Adrian Delia tells Sunday Times interviewer that he does not intend to change his very expensive “home, travel and private schooling” lifestyle

Published: September 24, 2017 at 12:17pm

This is incredible. See below – excerpts from the interview with Adrian Delia, published in The Sunday Times today. You can read the full interview here.

He’s going to sell his businesses and use the money to sustain his lifestyle, Delia says. And this when the shares in his various companies, as published in his own statement of affairs, have put his total share value in all those businesses at just €45,000 – enough to cover one year of annual bank interest on his personal loans.

When his interviewer asks him why he has no money or savings, Delia says it’s because he has invested all his money in property. Unfortunately the interviewer was not quick enough to respond that no, he has not, because he owes €728,000 (three quarters of a million) to the banks on his property, which he bought with loans that remain outstanding, and on which the annual interest is more than the Opposition leader’s salary.

And when the interviewer correctly asked him about the dangerous situation in which a man with a financially dependent wife and five children has no savings or financial fall-back, Delia suddenly introduced health insurance policies and life insurance into the equation. Really? A life insurance policy is an asset, and should have been included in his ‘professionally audited’ statement of affairs, but it was not.

You can use life insurance policies as security for bank loans (the bank will seize the policy and replace the beneficiary if you default) – that’s how much of a tangible asset they are. Keith Schembri does: the published accounts of his Kasco outfit show that his bank loans are partly secured against his personal life insurance policies.

Delia’s sudden claim that he has life insurance policies and health insurance policies is not reassuring but rather the opposite. It adds another massive stream of outgoings over and above his school bills, annual bank interest and huge cost of maintaining a wife, himself and five children in the extravagant manner to which they have become accustomed.

Do people out there actually know the cost of an annual premium on health insurance for seven people, five of whom are children? Do they know the cost of monthly payments towards a life insurance policy that is sufficient to financially support a woman and five children for the foreseeable future should the heroic breadwinner suddenly drop dead?

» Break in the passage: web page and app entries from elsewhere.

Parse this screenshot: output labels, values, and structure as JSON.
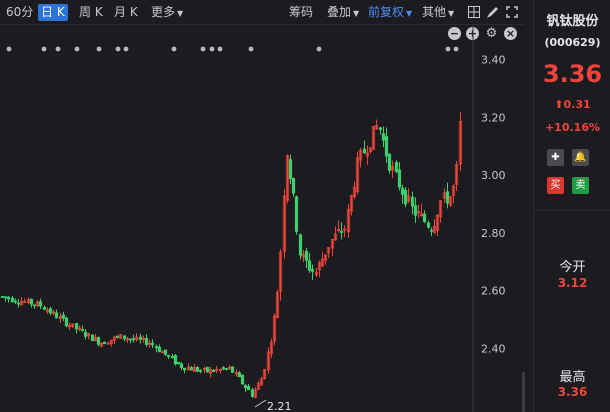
{
  "toolbar": {
    "period_60": "60分",
    "period_day": "日 K",
    "period_week": "周 K",
    "period_month": "月 K",
    "more": "更多",
    "chips": "筹码",
    "overlay": "叠加",
    "adjust": "前复权",
    "other": "其他"
  },
  "chart_data": {
    "type": "candlestick",
    "y_ticks": [
      "3.40",
      "3.20",
      "3.00",
      "2.80",
      "2.60",
      "2.40"
    ],
    "ylim": [
      2.18,
      3.52
    ],
    "low_marker_label": "2.21",
    "up_color": "#f0443b",
    "down_color": "#3dcf6b"
  },
  "stock": {
    "name": "钒钛股份",
    "code": "(000629)",
    "price": "3.36",
    "change": "0.31",
    "change_pct": "+10.16%",
    "buy_label": "买",
    "sell_label": "卖"
  },
  "stats": {
    "open_label": "今开",
    "open_value": "3.12",
    "high_label": "最高",
    "high_value": "3.36"
  }
}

I think not, because ordinary people – the sort who Delia thinks of as “the simple Maltese” – have never encountered the concept of private health insurance in their lives, let alone life insurance. They have no idea of the spending required there.

And see below: Delia has told us that he has no intention of changing his lifestyle in terms of home, travel and school bills. This exposes Malta to a very dangerous situation.